Task goal: Below are some records; reproduce them exactly.

Stored data:

'''

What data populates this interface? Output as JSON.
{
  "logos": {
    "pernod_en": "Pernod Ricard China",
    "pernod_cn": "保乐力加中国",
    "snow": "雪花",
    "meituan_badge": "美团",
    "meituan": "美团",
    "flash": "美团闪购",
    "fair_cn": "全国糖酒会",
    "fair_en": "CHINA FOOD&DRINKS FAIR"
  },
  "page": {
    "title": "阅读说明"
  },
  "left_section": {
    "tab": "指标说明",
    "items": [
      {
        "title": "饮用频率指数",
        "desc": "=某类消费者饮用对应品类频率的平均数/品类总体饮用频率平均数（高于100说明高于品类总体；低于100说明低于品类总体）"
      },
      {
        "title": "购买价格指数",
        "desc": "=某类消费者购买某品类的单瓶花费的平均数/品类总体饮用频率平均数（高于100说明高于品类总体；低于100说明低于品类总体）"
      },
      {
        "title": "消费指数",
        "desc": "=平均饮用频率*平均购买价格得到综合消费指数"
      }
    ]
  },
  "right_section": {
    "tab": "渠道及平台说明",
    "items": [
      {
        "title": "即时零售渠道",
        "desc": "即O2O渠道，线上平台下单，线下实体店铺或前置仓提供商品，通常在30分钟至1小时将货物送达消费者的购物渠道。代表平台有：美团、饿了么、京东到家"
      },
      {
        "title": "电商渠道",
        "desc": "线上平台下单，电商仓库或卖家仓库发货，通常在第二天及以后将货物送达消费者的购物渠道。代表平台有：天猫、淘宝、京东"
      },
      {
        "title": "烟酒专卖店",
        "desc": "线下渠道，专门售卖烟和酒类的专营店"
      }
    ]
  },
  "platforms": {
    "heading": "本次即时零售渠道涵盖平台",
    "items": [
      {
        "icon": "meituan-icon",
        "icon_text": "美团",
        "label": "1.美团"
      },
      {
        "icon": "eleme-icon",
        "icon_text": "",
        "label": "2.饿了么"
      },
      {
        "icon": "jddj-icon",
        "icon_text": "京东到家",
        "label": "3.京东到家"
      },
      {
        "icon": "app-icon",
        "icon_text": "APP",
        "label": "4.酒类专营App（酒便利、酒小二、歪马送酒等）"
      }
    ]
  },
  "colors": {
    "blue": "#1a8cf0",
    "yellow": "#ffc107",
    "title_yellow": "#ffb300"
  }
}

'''

Exercise output:
What data populates this interface? Output as JSON.
{
  "logos": {
    "pernod_en": "Pernod Ricard China",
    "pernod_cn": "保乐力加中国",
    "snow": "雪花",
    "meituan_badge": "美团",
    "meituan": "美团",
    "flash": "美团闪购",
    "fair_cn": "全国糖酒会",
    "fair_en": "CHINA FOOD&DRINKS FAIR"
  },
  "page": {
    "title": "阅读说明"
  },
  "left_section": {
    "tab": "指标说明",
    "items": [
      {
        "title": "饮用频率指数",
        "desc": "=某类消费者饮用对应品类频率的平均数/品类总体饮用频率平均数（高于100说明高于品类总体；低于100说明低于品类总体）"
      },
      {
        "title": "购买价格指数",
        "desc": "=某类消费者购买某品类的单瓶花费的平均数/品类总体饮用频率平均数（高于100说明高于品类总体；低于100说明低于品类总体）"
      },
      {
        "title": "消费指数",
        "desc": "=平均饮用频率*平均购买价格得到综合消费指数"
      }
    ]
  },
  "right_section": {
    "tab": "渠道及平台说明",
    "items": [
      {
        "title": "即时零售渠道",
        "desc": "即O2O渠道，线上平台下单，线下实体店铺或前置仓提供商品，通常在30分钟至1小时将货物送达消费者的购物渠道。代表平台有：美团、饿了么、京东到家"
      },
      {
        "title": "电商渠道",
        "desc": "线上平台下单，电商仓库或卖家仓库发货，通常在第二天及以后将货物送达消费者的购物渠道。代表平台有：天猫、淘宝、京东"
      },
      {
        "title": "烟酒专卖店",
        "desc": "线下渠道，专门售卖烟和酒类的专营店"
      }
    ]
  },
  "platforms": {
    "heading": "本次即时零售渠道涵盖平台",
    "items": [
      {
        "icon": "meituan-icon",
        "icon_text": "美团",
        "label": "1.美团"
      },
      {
        "icon": "eleme-icon",
        "icon_text": "",
        "label": "2.饿了么"
      },
      {
        "icon": "jddj-icon",
        "icon_text": "京东到家",
        "label": "3.京东到家"
      },
      {
        "icon": "app-icon",
        "icon_text": "APP",
        "label": "4.酒类专营App（酒便利、酒小二、歪马送酒等）"
      }
    ]
  },
  "colors": {
    "blue": "#1a8cf0",
    "yellow": "#ffc107",
    "title_yellow": "#ffb300"
  }
}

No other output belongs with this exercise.